“Knowing some of the issues I was seeing at Jordan, where there were kids who didn’t feel like they were part of the school … raised questions for me,” Burton says. “How much did that name have to do with people not feeling like they belong?”

Whether it’s the lingering namesake of Jordan Middle School or everyday slights, senior and PAUSD Board Representative Richard Islas believes minority students still experience ostracization today.  

“There is no more KKK walking down University, there’s even a Mexican on the board,” Islas says, referring to himself. “But it took so much for that to happen. They believe there is nothing there anymore … because of how far we have come. But it [discrimination] is still there. It’s subtle … but it’s there.”

Rather than outright racism, Islas and other minority students face a more systemic disadvantage.

“Paly, right now, I believe is clueless about this,” Islas says.

“Everybody believes ‘Oh, Palo Alto is like a utopia now. There is no discrimination.’ But there is. There are barriers that don’t let students achieve their highest potential, like the achievement gap.”

As an African-American, senior Ladaishia Roberts echoes the sentiment, recalling an incident in her history class.

“When we talk about slavery in class, the white people all look at you,” Roberts says. “Just, like, what the f—, I’m not a slave.”

Though there is no simple solution, both Roberts and Islas believe the Paly community can do more.

“They don’t give us the help we need,” Islas says. “They don’t tell us about what we can do. They all put us in a certain group.”

Camp Unity is one way to spread awareness, according to Roberts.

“I think all students should go to Camp Unity so that it won’t be just up to the Camp Unity students to bring it back,” Roberts says.

Islas, who also cites Camp Unity as a transformative experience in his life, believes events like these are crucial to make students more conscious of implicit biases.  

“I’ve heard rumors that they want to take away the camp and they want to even bring it down to one camp per year,” Islas says. “What are a hundred kids going to do to two thousand kids?”

All politics is local

Palo Alto’s story will continue to unfold, for better or for worse — but as local history becomes shrouded in time, Islas stresses the importance of recognizing both progress and past discrimination.

STAND UP — Protestors emphatically gesture, shout, and hold up signs as march in a procession. Art by Vivian Nguyen

“I think it’s very important to remember … how far we have come and what we don’t want to do again and what we don’t want to be again,” Islas says.
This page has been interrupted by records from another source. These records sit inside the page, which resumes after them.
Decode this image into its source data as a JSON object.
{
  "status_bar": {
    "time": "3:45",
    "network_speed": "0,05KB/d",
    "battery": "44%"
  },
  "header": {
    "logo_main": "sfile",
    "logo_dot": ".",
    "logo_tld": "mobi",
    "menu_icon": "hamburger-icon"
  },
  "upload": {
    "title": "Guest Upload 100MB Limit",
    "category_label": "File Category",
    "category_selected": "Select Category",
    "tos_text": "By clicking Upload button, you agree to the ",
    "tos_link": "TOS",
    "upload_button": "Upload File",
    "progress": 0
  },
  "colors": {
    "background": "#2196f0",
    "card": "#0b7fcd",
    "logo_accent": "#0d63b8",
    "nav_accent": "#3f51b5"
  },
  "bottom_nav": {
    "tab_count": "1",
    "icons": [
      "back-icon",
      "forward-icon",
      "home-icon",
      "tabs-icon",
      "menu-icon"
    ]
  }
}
As our nation experiences increasing polarization and turbulence, Burton believes the community must explore questions of remembrance and reform.

“The community needs to ask itself: how can we remember? How can we mark history and say ‘This is where we were but this is not who we are,’” Burton says.

Now, 50 years after the terror the witnessed on Cowper, Matthew Stairs cautions others of passively allowing hateful acts to occur.

“Look at the history books,” Stairs says. “Go to the library and pull up the local newspapers. Your heart will tell you when something is wrong. Bombings scream of it. Even today with more subtle forms of racism or hatred of any kind, always be vigilant and stop it whenever you see it.”

Stairs leaves students today with a final warning.

“Students at Paly: Just do not tolerate any racism, any sexism, any religious bias. Be courageous and just do not tolerate it.”


Read more:

Journalism Ethics in Times of Crisis by Kamala Varadarajan and Ashley Hitchings